in Opinion | 01 APR 06
Featured in
Issue 98

Pride and Prejudice

Whit Stillman’s re-released film trilogy is a celluloid portrait of wealthy young New Yorkers in search of a sense of identity

in Opinion | 01 APR 06

‘Do you know the French film The Discreet Charm of the Bourgeoisie? When I first heard the title, I thought, finally someone’s going to tell the truth about the bourgeoisie. What a disappointment! It would be hard to imagine a less fair or accurate portrait.’
Metropolitan (1990)

The re-release by the Criterion Collection of Whit Stillman’s out-of-print début film, Metropolitan, appears to be the first step in restoring the witty and deeply unfashionable work of the director to the filmic canon. Alongside Barcelona (1994) and The Last Days of Disco (1998) Stillman’s small, perfectly crafted body of work forms a trilogy, if not in content then certainly in its unique sensibility.

At first glance Stillman’s subject matter appears to be chosen with a deliberately contrary attitude. The tribulations of inherited wealth, pro-Americanism in Europe and 1970s disco music all provide the improbable and outmoded backdrops against which his youthful, self-critical heroes and heroines state, and then betray, their principles. Yet it is precisely in the striking of this attitude that Stillman’s importance as a filmmaker lies. In the tension between these hermetically sealed worlds – doomed to crumble – and reality Stillman not only painstakingly charts his characters’ stumbling growth but also challenges our own preconceptions of authenticity.

‘Maybe there’s a pornographic element to taking things that are unfashionable and a bit uncontroversial and unpopular and exposing them,’ said Stillman recently, ‘but these things are still part of the texture of people’s lives.’ Indeed one of the delights of watching a Stillman film is never quite knowing what is going to hit you next: a paean to management theory or a debate on Jane Austen and Lionel Trilling? Just as shocking are the appearance of conga lines, limbo dancing, and the cha-cha.

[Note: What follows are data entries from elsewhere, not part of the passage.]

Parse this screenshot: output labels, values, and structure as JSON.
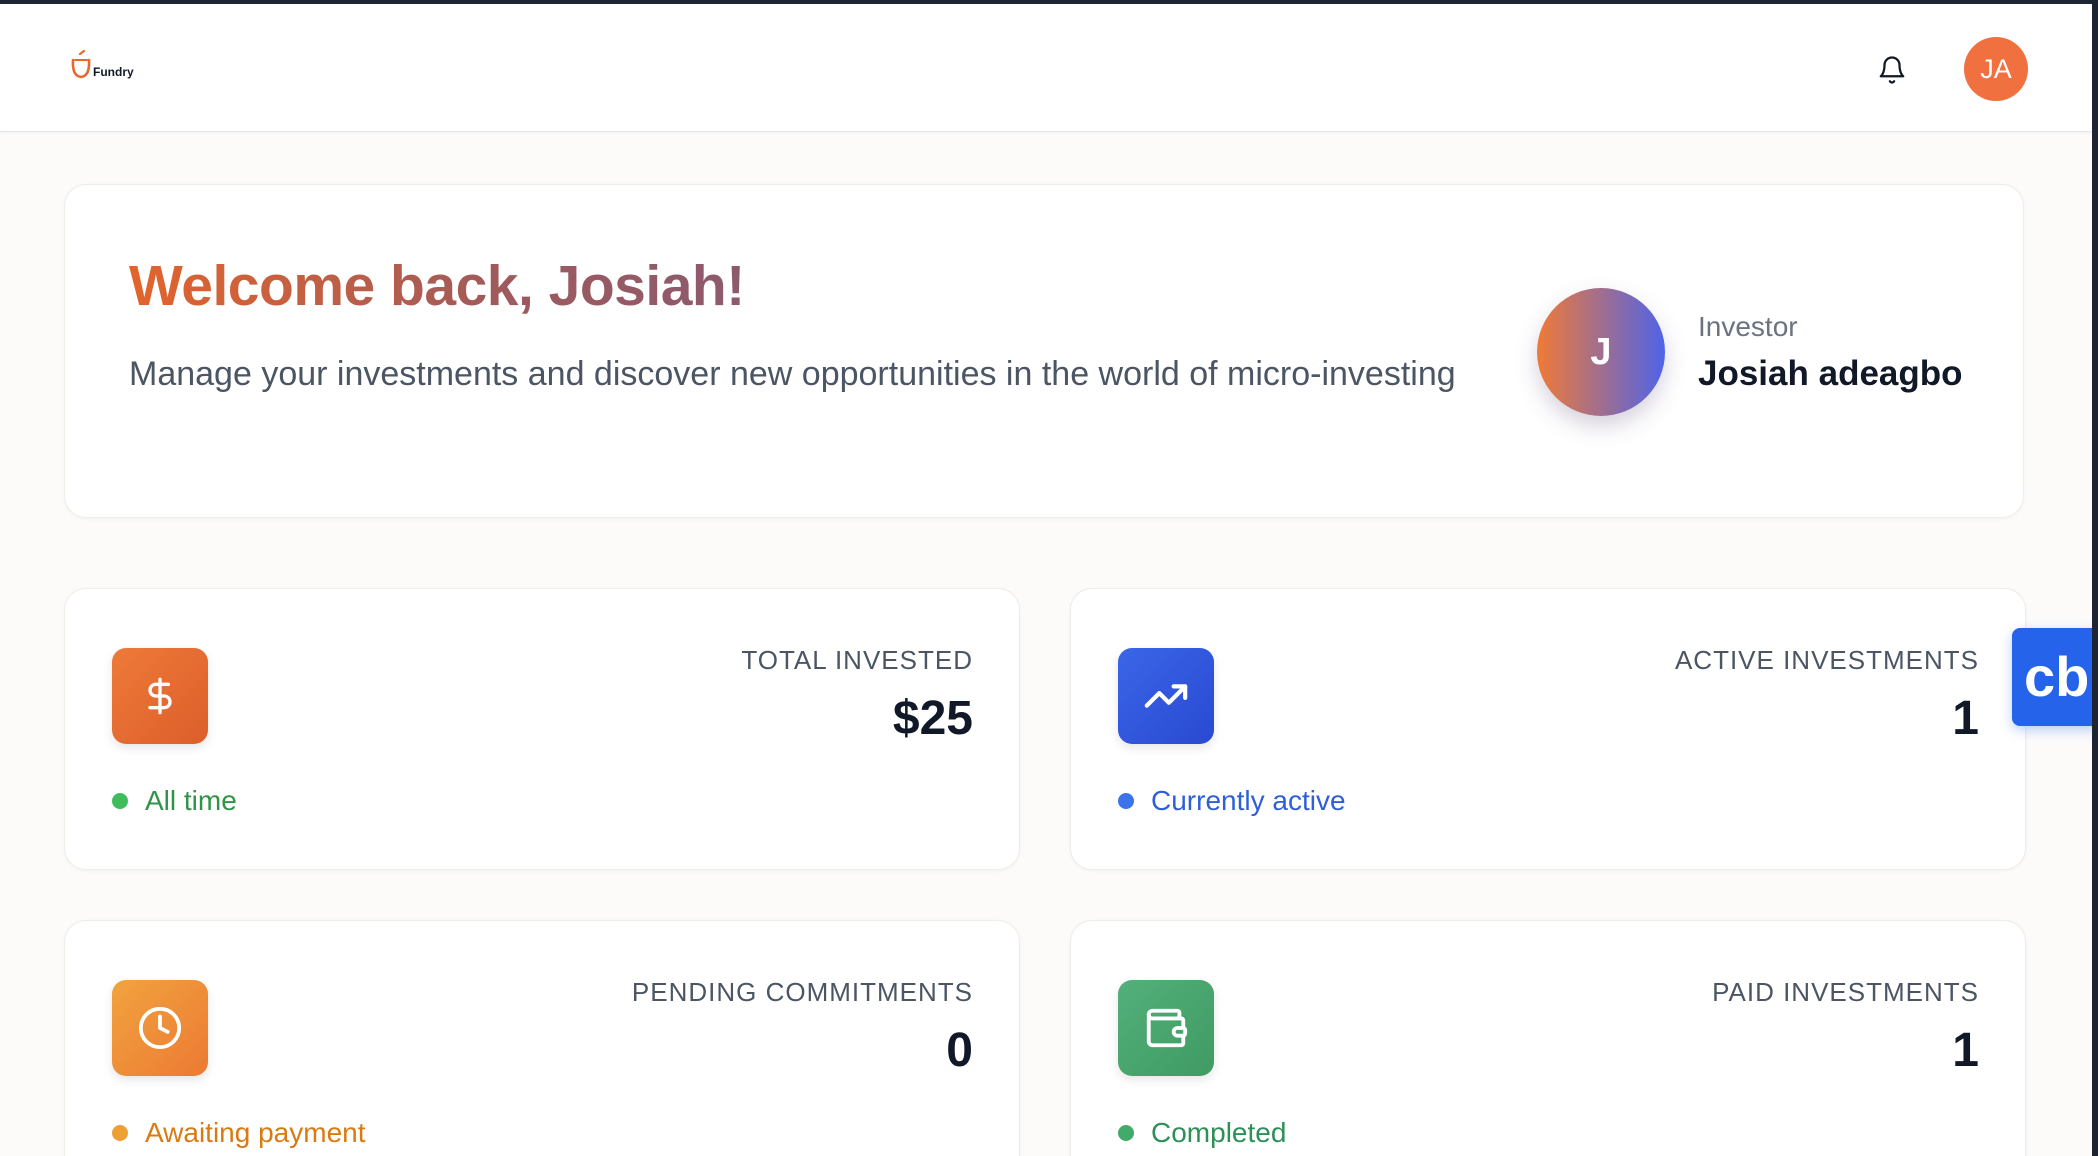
{
  "brand": {
    "name": "Fundry",
    "logo_icon": "fundry-cup-logo",
    "accent": "#f0703f"
  },
  "header": {
    "notification_icon": "bell-icon",
    "avatar_initials": "JA",
    "avatar_color": "#f0703f"
  },
  "welcome": {
    "title": "Welcome back, Josiah!",
    "subtitle": "Manage your investments and discover new opportunities in the world of micro-investing",
    "avatar_initial": "J",
    "role": "Investor",
    "name": "Josiah adeagbo"
  },
  "stats": [
    {
      "label": "TOTAL INVESTED",
      "value": "$25",
      "note": "All time",
      "icon": "dollar-icon",
      "color": "#e86a30"
    },
    {
      "label": "ACTIVE INVESTMENTS",
      "value": "1",
      "note": "Currently active",
      "icon": "trending-up-icon",
      "color": "#2f57dc"
    },
    {
      "label": "PENDING COMMITMENTS",
      "value": "0",
      "note": "Awaiting payment",
      "icon": "clock-icon",
      "color": "#ee8a36"
    },
    {
      "label": "PAID INVESTMENTS",
      "value": "1",
      "note": "Completed",
      "icon": "wallet-icon",
      "color": "#48a66e"
    }
  ],
  "floating_widget": {
    "label": "cb",
    "color": "#2563eb"
  }
}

Stillman is unabashedly conservative, and such is his light-handed
approach that fashionable preconceptions are irresistibly inverted. In Metropolitan, Stillman’s low-budget picture about high-budget individuals, a group of New York débutantes walk smartly from one Upper East Side cocktail party to another. The group is joined by an outsider (from the Upper West Side), and so begins a tale that works its way through the labyrinth of social convention. Yet Stillman does not simply use his moneyed environs as gilding. He also provides a profound study of a class, and of the restricted characters that inhabit it. The expectation of failure hangs heavy on these self-proclaimed members of the urban haute bourgeoisie, and the spectre of ‘downward social mobility’ looms in the background. When one of the film’s protagonists is told that people from his privileged milieu do sometimes succeed, he cannot believe it, declaring, ‘It doesn’t ring true’.

While Stillman’s finely wrought wit attracts comparisons to both the films of Eric Rohmer and the novels of Austen, he also shares with them an essential seriousness; his films also ponder the plight of those trying to establish a sense of self while at the mercy of a limited set of mannerisms. His characters are committed to an aesthetic, which they suspect is damned, but have no choice except to inhabit it as sincerely as they know how.

It is rare, in recent times, for anyone to treat the patrician classes in such a sympathetic manner. For Stillman this rankles. ‘I think it’s amazing the way class hatred is legitimized by people who would be appalled at kinds of racial hatred or religious hatred’, he says. ‘Although Marxism has been overthrown in many aspects of the real world, the attitudes that dominated among intellectuals have allowed people to express hatred towards others just because of their presumed class affiliation with no compunction, no embarrassment.’

True, his characters are wealthy, but that hardly seems the point. For Stillman is not so much a political director as a sociological one. His genius is the study of the group dynamic and of the self within that group. In Metropolitan the outsider character declares himself a follower of the French Utopian socialist Charles Fourier and professes his disgust for his acquaintances’ privileged lifestyle. Yet slowly he realizes that it is community itself that he seeks. A comparable transcendence can be found in Barcelona, which has as its background the American bombing of Libya in 1986. Although the film’s two main characters are unabashedly patriotic, they are struggling with something much larger and more personal than politics. Similarly topsy-turvy is The Last Days of Disco, in which Stillman refuses to subsume the era in kitsch and cliché, instead perceiving disco as being about kinship regardless of identity.

It is this generosity of spirit that lends Stillman’s films perhaps their most unfashionable commodity of all – earnestness. While his dialogue may be draped in irony, it is at its core highly moral and painfully self-aware. As one of his characters in The Last Days … says about the Shakespearean admonition ‘To thine own self be true’: ‘What if “thine own self” is not so good? What if it’s pretty bad? Would it be better, in that case, not to be true to “thine own self”?’

George Pendle is a writer based in New York.